◆ **Your objective**: Go through the records, and copy each line in which the string "this" is present.

◆ **Material supplied**:

══════════════════════════════

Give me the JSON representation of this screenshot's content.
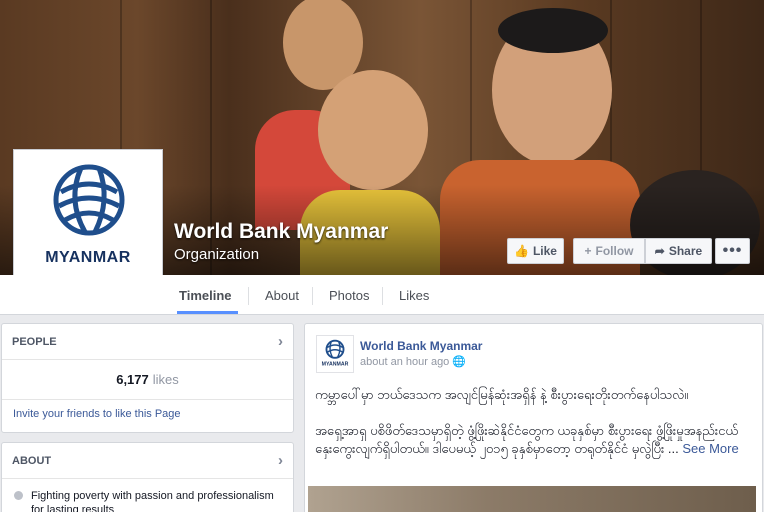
{
  "page": {
    "name": "World Bank Myanmar",
    "category": "Organization",
    "profile_label": "MYANMAR"
  },
  "actions": {
    "like": "Like",
    "follow": "Follow",
    "share": "Share",
    "more": "•••"
  },
  "tabs": [
    {
      "label": "Timeline",
      "active": true
    },
    {
      "label": "About"
    },
    {
      "label": "Photos"
    },
    {
      "label": "Likes"
    }
  ],
  "people": {
    "header": "PEOPLE",
    "count": "6,177",
    "count_unit": "likes",
    "invite": "Invite your friends to like this Page"
  },
  "about": {
    "header": "ABOUT",
    "items": [
      "Fighting poverty with passion and professionalism for lasting results"
    ]
  },
  "post": {
    "author": "World Bank Myanmar",
    "time": "about an hour ago",
    "avatar_label": "MYANMAR",
    "line1": "ကမ္ဘာပေါ်မှာ ဘယ်ဒေသက အလျင်မြန်ဆုံးအရှိန် နဲ့ စီးပွားရေးတိုးတက်နေပါသလဲ။",
    "line2": "အရှေ့အာရှ ပစိဖိတ်ဒေသမှာရှိတဲ့ ဖွံ့ဖြိုးဆဲနိုင်ငံတွေက ယခုနှစ်မှာ စီးပွားရေး ဖွံ့ဖြိုးမှုအနည်းငယ် နှေးကွေးလျက်ရှိပါတယ်။ ဒါပေမယ့် ၂၀၁၅ ခုနှစ်မှာတော့ တရုတ်နိုင်ငံ မှလွဲပြီး ...",
    "see_more": "See More"
  },
  "colors": {
    "brand_blue": "#3b5998",
    "tab_underline": "#5890ff",
    "logo_navy": "#1f4e8c"
  }
}
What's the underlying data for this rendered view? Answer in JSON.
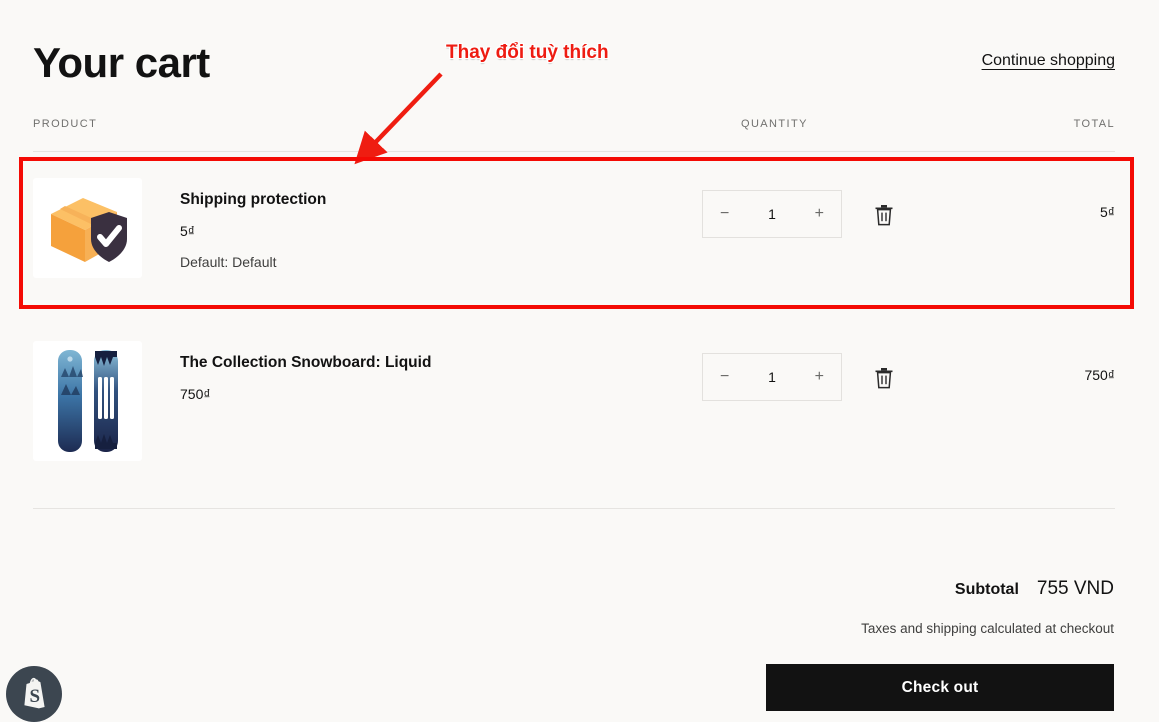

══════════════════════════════

◆ **Output below**:
Give me the JSON representation of this screenshot's content.
    "invite": "Invite your friends to like this Page"
What's the underlying data for this rendered view? Answer in JSON.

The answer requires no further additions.